Individuals who are in need of housing are encouraged to call 211 to access the full array of county services available. Families experiencing homelessness are welcome to come directly to the Human Solutions Family Shelter. It is preferable that they arrive between noon and 5 p.m., but intake is conducted 24 hours per day. Dinner is served at 7 p.m. Families have easy access to the shelter using the Max Blue Line stop at 162nd and Burnside with a short (1/3 mile) walk to the shelter, or bus #20, which stops directly outside the building. Parking is available in the back lot for guests with vehicles.
The Human Solutions Family Shelter relies on community donations to be able to provide blankets, pillows, new or gently used clothing and shoes and nutritious food for homeless children and parents.
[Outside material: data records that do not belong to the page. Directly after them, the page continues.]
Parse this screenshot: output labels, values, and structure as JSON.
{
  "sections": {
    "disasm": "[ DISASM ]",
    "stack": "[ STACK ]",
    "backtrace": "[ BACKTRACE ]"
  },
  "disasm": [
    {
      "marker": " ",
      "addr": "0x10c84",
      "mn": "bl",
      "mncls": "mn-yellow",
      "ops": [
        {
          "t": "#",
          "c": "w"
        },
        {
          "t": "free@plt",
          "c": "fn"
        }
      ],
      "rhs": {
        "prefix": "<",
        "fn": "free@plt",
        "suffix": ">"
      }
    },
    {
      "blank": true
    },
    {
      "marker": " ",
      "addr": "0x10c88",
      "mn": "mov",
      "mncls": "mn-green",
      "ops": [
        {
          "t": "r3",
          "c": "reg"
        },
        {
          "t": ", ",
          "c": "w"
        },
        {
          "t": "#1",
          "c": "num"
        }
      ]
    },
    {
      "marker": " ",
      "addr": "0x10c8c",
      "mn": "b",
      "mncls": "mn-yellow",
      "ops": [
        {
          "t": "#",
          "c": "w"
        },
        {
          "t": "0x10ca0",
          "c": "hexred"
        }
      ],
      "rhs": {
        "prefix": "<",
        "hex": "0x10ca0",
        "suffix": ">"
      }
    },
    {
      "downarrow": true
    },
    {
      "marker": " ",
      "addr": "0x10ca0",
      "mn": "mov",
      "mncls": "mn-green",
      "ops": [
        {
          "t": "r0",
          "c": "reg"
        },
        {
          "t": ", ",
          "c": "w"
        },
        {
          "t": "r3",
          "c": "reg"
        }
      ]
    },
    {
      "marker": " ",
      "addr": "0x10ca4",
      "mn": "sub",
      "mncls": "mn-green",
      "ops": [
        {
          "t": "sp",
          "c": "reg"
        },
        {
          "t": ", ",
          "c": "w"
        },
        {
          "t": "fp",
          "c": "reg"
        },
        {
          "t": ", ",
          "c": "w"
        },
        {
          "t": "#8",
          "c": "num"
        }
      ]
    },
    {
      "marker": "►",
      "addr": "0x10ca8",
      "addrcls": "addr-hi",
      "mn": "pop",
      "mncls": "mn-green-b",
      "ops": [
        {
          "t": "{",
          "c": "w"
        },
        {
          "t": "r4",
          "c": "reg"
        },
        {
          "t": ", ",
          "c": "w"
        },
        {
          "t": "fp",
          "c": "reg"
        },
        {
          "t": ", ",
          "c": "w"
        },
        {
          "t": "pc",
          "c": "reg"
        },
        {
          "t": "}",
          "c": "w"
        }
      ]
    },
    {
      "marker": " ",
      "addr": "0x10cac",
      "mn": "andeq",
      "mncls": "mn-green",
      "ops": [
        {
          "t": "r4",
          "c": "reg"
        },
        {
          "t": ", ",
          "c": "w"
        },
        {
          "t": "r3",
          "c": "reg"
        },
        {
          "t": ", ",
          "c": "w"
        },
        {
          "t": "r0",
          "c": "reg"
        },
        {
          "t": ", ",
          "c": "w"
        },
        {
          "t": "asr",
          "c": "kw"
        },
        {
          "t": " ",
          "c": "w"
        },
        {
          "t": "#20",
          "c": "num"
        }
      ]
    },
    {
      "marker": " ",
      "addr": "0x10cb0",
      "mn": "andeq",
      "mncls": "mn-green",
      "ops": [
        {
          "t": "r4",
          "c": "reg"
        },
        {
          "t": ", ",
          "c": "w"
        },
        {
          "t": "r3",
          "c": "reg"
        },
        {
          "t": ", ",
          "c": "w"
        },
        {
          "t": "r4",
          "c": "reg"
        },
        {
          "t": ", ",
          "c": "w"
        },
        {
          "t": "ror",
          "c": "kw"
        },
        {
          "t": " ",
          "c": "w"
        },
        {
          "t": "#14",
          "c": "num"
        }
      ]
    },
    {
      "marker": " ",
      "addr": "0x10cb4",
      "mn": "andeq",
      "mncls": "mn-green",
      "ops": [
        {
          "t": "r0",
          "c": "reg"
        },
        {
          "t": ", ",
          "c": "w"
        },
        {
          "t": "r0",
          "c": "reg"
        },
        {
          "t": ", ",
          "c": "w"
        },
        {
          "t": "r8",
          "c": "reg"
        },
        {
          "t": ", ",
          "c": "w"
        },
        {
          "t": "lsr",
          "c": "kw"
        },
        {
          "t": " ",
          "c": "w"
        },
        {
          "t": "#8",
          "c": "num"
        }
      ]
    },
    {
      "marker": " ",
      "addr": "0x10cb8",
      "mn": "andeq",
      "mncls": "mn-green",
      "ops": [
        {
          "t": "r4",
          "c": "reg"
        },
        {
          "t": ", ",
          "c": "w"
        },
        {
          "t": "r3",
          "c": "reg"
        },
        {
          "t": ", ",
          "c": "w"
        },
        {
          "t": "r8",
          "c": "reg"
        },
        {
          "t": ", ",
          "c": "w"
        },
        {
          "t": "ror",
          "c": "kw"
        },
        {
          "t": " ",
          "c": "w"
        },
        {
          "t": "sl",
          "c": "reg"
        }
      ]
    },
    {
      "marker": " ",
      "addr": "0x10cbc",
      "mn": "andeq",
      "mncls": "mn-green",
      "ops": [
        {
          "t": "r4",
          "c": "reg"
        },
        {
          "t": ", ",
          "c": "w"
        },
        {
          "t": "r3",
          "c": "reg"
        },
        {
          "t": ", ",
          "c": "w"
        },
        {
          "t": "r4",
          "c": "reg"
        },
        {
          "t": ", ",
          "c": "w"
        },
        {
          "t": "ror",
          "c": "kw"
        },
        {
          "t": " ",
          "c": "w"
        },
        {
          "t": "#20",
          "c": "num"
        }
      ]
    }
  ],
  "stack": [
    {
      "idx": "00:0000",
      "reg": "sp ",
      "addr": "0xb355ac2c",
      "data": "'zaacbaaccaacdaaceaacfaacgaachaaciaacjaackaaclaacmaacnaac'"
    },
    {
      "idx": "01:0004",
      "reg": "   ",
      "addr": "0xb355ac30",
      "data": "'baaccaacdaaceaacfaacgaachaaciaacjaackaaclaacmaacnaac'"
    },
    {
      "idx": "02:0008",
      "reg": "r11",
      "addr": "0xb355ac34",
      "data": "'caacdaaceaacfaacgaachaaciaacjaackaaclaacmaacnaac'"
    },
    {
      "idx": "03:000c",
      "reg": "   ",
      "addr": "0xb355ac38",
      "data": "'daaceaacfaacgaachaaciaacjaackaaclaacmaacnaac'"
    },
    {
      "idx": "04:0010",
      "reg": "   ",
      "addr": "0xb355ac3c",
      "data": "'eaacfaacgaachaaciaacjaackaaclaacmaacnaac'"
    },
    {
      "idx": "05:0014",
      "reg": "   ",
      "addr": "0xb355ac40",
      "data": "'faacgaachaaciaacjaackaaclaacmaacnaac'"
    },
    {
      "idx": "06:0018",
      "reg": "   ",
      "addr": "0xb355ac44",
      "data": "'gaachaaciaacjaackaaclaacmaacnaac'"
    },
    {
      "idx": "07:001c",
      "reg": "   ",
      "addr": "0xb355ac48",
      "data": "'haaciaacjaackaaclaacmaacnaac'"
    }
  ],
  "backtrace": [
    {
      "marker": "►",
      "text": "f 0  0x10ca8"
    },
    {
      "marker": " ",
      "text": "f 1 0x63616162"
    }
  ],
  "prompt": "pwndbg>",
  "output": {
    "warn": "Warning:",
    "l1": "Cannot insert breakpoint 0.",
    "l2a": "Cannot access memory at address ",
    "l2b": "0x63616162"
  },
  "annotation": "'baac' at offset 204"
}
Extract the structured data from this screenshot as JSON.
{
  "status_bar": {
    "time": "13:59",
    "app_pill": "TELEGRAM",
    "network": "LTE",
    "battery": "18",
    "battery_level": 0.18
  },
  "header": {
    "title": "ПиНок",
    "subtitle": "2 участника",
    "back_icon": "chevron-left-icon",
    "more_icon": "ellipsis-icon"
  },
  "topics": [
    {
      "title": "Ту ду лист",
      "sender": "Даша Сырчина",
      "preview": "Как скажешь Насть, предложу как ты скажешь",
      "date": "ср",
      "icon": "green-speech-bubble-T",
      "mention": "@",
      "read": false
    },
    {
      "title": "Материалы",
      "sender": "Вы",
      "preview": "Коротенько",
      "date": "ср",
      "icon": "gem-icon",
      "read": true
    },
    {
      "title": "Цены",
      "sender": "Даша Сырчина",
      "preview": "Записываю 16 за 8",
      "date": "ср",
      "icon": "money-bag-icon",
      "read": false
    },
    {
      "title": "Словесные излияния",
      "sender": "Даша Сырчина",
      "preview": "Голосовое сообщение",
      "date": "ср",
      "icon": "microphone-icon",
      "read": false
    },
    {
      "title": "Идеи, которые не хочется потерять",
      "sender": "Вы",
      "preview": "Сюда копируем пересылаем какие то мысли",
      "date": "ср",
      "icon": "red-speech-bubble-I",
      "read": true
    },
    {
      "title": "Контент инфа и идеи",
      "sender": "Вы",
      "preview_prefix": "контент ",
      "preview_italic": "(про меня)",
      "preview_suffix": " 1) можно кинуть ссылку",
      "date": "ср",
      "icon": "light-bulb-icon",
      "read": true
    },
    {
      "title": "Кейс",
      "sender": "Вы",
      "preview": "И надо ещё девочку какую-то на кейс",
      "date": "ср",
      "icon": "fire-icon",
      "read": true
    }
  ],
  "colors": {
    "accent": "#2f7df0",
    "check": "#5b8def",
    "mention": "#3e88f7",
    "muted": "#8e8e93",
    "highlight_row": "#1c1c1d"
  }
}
The shelter also needs diapers for babies and toddlers and educational toys, books and other playthings for a wide range of youth and young adults.
Contact Danielle Stirnaman, Human Solutions’ outreach coordinator, at 503-278-1637 or email@example.com to volunteer or to donate goods. For shelter services, reach out to Charles Hodge, emergency services manager, at 503-544-3935 or firstname.lastname@example.org. Get more information at humansoulutions.org.